All of the data below is to be repeated exactly, except for the pictures.
====
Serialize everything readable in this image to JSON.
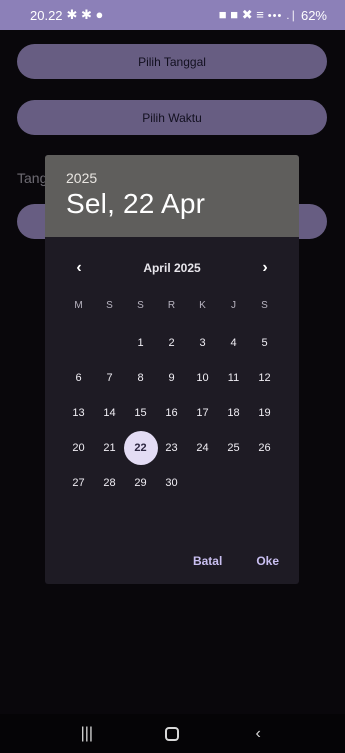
{
  "status": {
    "time": "20.22",
    "left_icons": "✱ ✱ ●",
    "right_icons": "■ ■ ✖ ≡",
    "signal": "••• .∣",
    "battery": "62%"
  },
  "app": {
    "pick_date_label": "Pilih Tanggal",
    "pick_time_label": "Pilih Waktu",
    "partial_label": "Tang"
  },
  "dialog": {
    "year": "2025",
    "selected_date": "Sel, 22 Apr",
    "month_label": "April 2025",
    "weekdays": [
      "M",
      "S",
      "S",
      "R",
      "K",
      "J",
      "S"
    ],
    "leading_blanks": 2,
    "days_in_month": 30,
    "selected_day": 22,
    "cancel_label": "Batal",
    "ok_label": "Oke"
  },
  "colors": {
    "accent": "#9e90c8",
    "status_bar": "#8c80b8",
    "selected_circle": "#e3dcf4",
    "dialog_bg": "#1e1b24",
    "header_bg": "#5f5e5c"
  }
}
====
ANSWER SECTION »
Serialize everything readable in this image to JSON.
{
  "status": {
    "time": "20.22",
    "left_icons": "✱ ✱ ●",
    "right_icons": "■ ■ ✖ ≡",
    "signal": "••• .∣",
    "battery": "62%"
  },
  "app": {
    "pick_date_label": "Pilih Tanggal",
    "pick_time_label": "Pilih Waktu",
    "partial_label": "Tang"
  },
  "dialog": {
    "year": "2025",
    "selected_date": "Sel, 22 Apr",
    "month_label": "April 2025",
    "weekdays": [
      "M",
      "S",
      "S",
      "R",
      "K",
      "J",
      "S"
    ],
    "leading_blanks": 2,
    "days_in_month": 30,
    "selected_day": 22,
    "cancel_label": "Batal",
    "ok_label": "Oke"
  },
  "colors": {
    "accent": "#9e90c8",
    "status_bar": "#8c80b8",
    "selected_circle": "#e3dcf4",
    "dialog_bg": "#1e1b24",
    "header_bg": "#5f5e5c"
  }
}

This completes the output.